YOUR GOAL
What lines of the data below hold "成果展示"? Show them.

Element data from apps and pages
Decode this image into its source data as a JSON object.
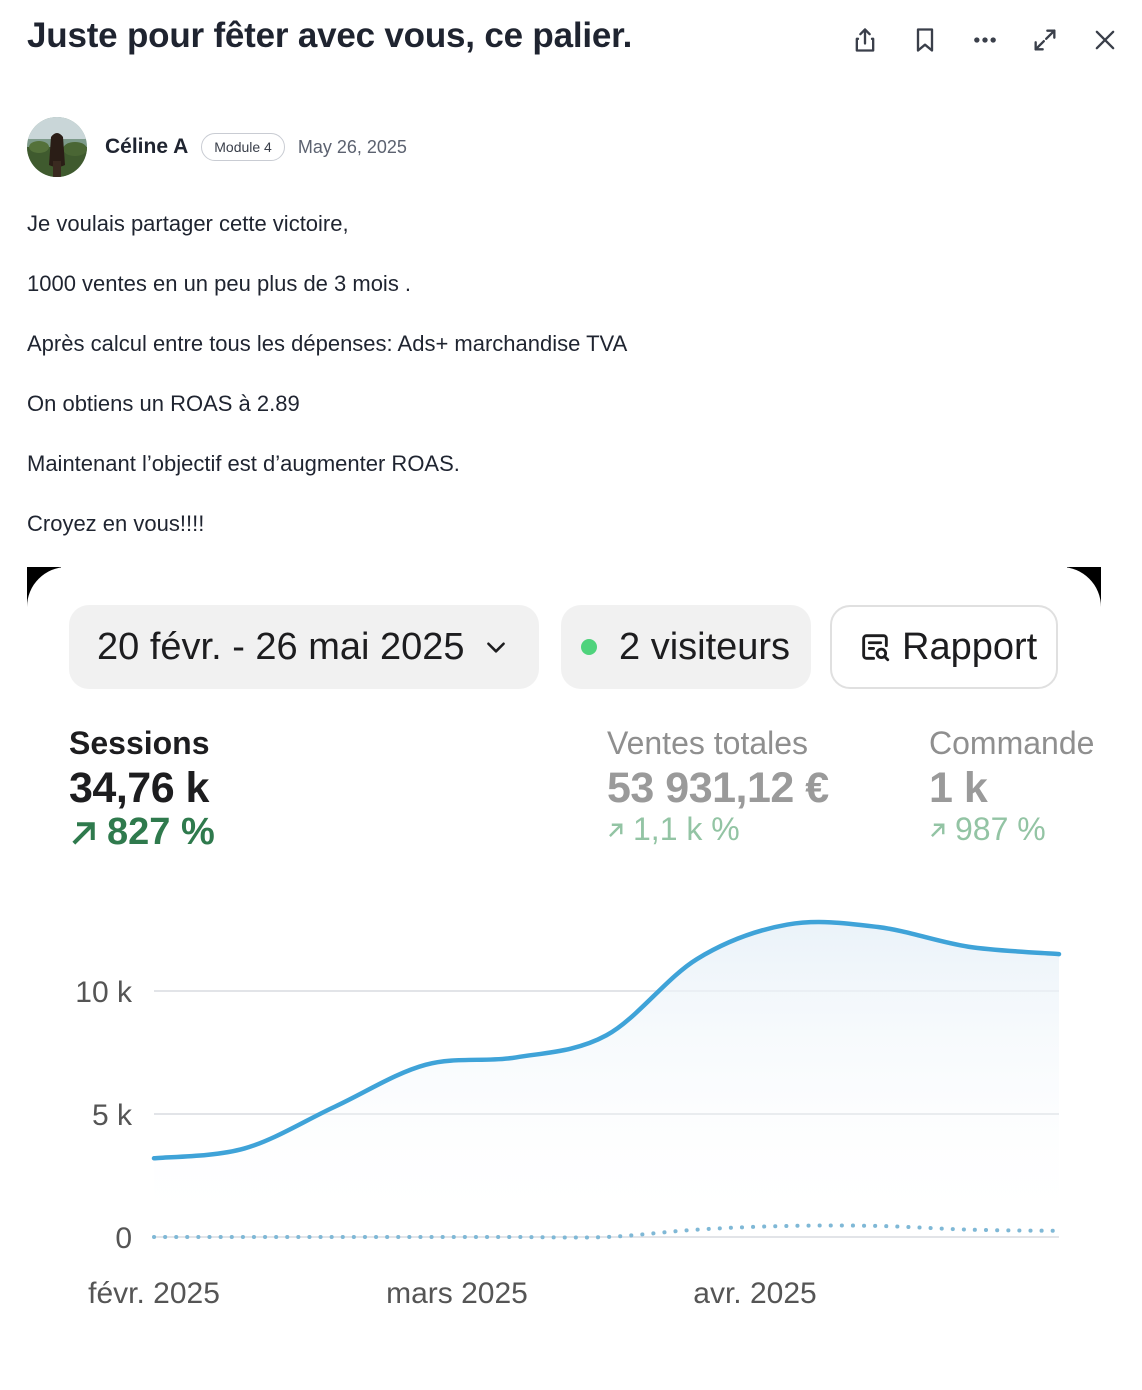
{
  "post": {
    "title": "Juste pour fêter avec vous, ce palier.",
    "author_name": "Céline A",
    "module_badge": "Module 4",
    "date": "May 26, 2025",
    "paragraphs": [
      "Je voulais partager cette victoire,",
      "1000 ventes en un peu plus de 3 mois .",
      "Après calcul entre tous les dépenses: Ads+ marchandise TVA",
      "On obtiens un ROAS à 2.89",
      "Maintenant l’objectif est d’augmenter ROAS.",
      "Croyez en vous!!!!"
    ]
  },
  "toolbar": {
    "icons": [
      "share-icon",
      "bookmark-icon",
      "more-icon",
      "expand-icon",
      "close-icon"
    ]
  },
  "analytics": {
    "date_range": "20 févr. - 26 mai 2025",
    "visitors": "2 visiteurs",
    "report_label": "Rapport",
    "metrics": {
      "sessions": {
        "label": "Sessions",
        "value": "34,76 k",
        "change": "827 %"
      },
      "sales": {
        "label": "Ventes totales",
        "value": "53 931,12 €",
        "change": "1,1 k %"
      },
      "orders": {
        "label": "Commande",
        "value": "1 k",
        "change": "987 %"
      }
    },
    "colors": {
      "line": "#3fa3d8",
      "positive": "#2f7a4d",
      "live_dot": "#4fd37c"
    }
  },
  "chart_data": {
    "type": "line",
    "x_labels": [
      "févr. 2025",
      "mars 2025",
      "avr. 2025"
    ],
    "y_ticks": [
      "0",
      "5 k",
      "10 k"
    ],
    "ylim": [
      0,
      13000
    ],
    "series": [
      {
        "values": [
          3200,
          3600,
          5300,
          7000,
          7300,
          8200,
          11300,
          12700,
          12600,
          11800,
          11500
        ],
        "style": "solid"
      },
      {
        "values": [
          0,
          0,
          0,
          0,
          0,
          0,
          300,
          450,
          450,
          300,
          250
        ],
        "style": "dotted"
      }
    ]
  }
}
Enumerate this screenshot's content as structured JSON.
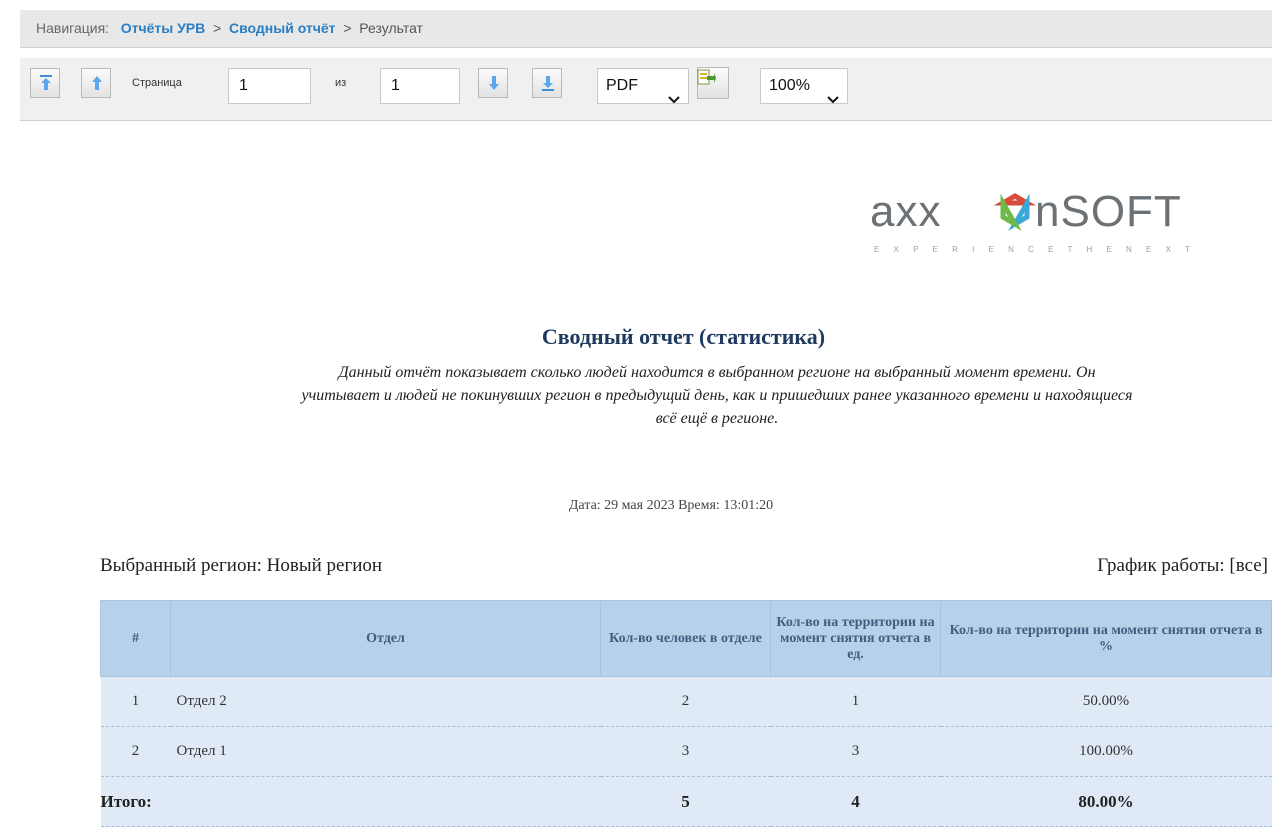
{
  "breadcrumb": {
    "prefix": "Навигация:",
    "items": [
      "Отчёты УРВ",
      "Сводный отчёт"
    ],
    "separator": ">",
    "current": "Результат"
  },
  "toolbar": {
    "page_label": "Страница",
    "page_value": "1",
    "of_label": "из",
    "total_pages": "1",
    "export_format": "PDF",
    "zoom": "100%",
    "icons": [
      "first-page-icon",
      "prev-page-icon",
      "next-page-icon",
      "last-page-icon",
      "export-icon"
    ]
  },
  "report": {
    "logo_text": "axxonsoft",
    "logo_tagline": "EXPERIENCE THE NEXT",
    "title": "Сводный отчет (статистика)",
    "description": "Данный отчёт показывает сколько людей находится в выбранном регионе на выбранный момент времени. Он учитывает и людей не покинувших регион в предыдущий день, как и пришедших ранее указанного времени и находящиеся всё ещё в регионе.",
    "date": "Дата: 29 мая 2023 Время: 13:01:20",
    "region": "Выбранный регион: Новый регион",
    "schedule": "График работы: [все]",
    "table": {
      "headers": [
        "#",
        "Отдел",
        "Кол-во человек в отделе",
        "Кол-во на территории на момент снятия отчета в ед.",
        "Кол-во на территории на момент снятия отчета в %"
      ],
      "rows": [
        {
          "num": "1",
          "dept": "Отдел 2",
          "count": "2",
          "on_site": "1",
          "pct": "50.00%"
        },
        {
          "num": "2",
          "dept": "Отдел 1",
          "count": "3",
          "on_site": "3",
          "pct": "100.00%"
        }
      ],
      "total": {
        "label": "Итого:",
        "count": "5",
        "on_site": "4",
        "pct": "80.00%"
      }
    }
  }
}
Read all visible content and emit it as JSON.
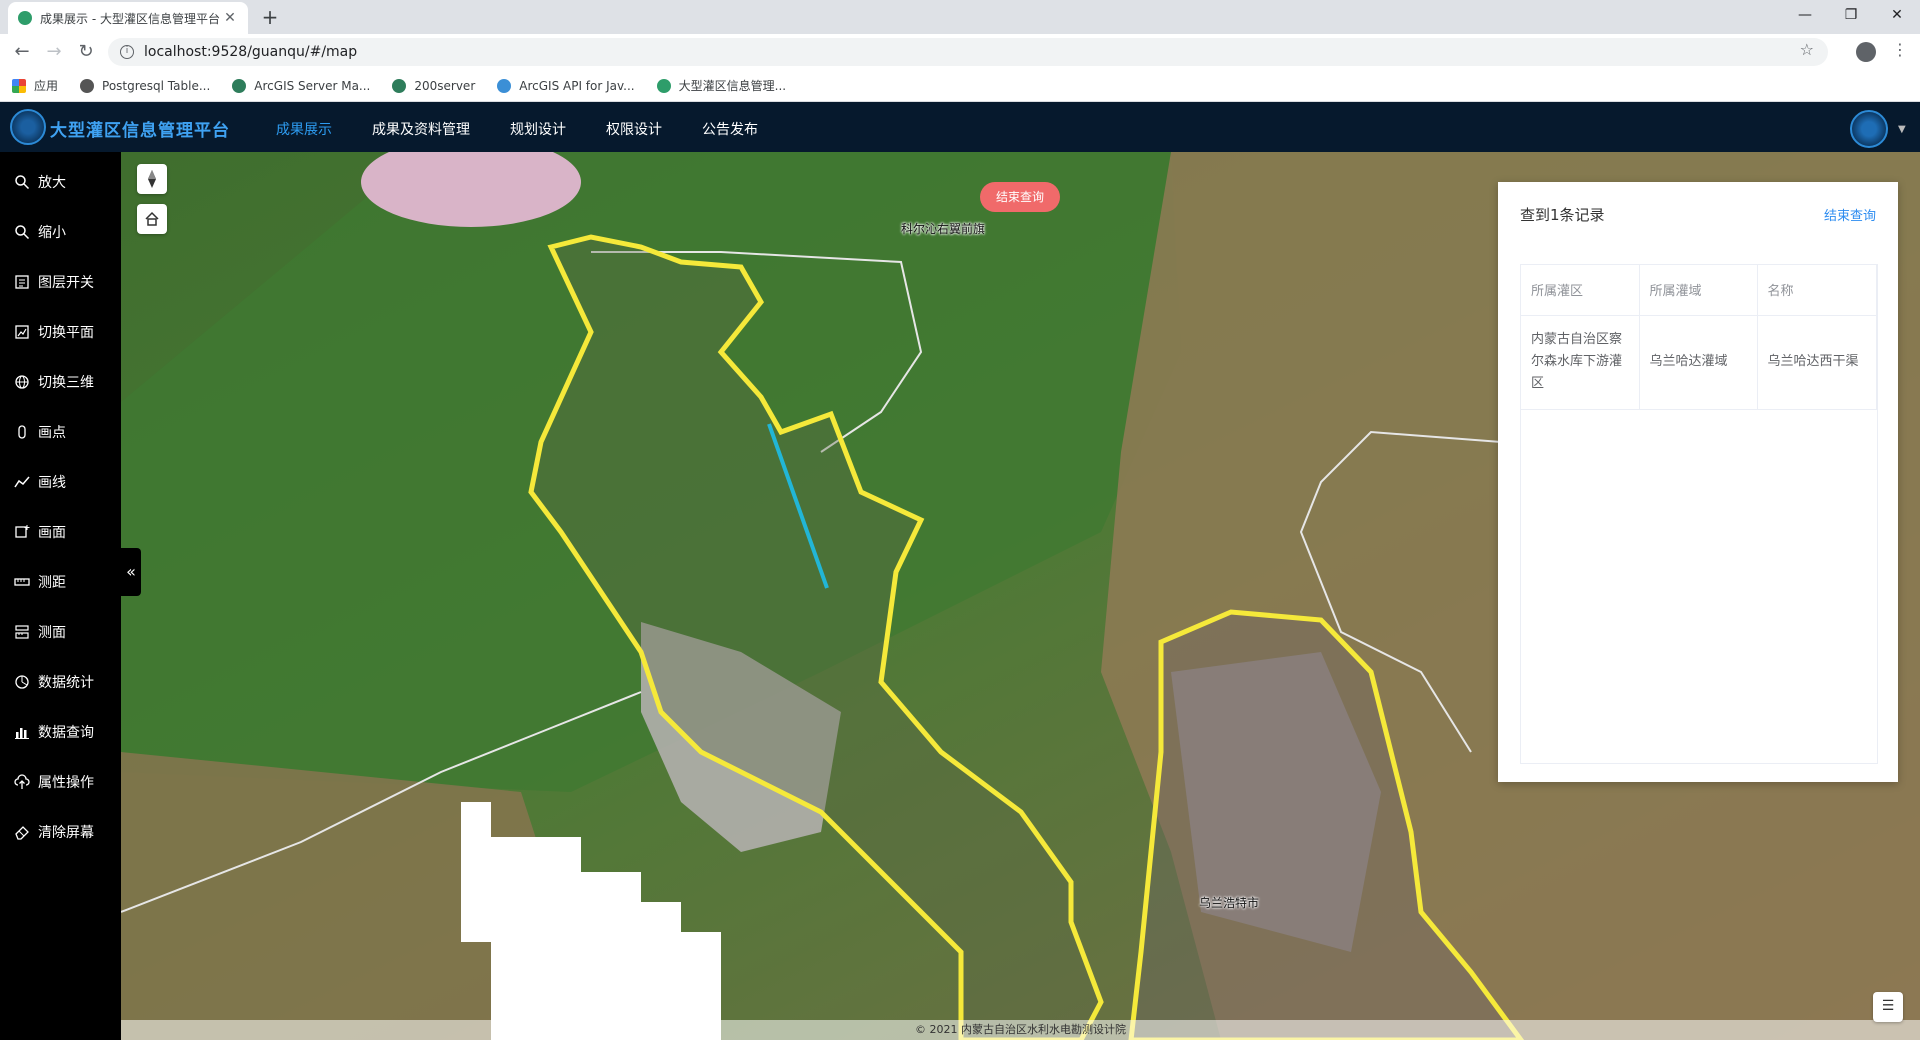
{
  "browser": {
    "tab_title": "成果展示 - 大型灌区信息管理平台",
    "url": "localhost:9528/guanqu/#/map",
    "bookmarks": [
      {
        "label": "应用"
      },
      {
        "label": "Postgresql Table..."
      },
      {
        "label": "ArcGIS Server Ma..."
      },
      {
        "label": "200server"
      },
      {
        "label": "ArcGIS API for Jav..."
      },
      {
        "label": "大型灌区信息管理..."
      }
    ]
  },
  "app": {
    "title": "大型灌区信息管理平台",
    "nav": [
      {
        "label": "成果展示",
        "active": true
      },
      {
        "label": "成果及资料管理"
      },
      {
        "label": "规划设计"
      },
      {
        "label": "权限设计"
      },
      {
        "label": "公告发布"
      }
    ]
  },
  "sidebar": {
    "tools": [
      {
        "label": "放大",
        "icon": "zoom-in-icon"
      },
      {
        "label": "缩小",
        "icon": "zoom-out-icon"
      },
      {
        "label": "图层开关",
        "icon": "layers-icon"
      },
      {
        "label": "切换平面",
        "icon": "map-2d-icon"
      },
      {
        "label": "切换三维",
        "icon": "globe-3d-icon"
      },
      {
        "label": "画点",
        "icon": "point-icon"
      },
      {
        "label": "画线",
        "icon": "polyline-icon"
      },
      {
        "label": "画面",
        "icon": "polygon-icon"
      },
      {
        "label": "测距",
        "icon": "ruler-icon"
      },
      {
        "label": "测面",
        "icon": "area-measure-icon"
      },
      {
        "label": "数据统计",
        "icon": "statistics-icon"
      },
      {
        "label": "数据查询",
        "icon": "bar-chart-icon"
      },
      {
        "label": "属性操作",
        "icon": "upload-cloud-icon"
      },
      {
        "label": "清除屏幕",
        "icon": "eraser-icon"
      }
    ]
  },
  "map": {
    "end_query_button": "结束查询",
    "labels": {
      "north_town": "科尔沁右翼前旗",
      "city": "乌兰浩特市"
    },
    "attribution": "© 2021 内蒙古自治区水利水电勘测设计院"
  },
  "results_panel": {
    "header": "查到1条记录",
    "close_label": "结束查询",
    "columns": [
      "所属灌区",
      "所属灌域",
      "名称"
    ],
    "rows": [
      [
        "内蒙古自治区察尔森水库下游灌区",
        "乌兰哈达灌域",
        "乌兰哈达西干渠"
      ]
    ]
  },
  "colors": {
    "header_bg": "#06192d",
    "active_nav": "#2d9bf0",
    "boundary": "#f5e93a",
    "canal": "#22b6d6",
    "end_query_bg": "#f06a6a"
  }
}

RESPONSE TO THIS TASK
    "tab_title": "成果展示 - 大型灌区信息管理平台",
        "label": "成果展示",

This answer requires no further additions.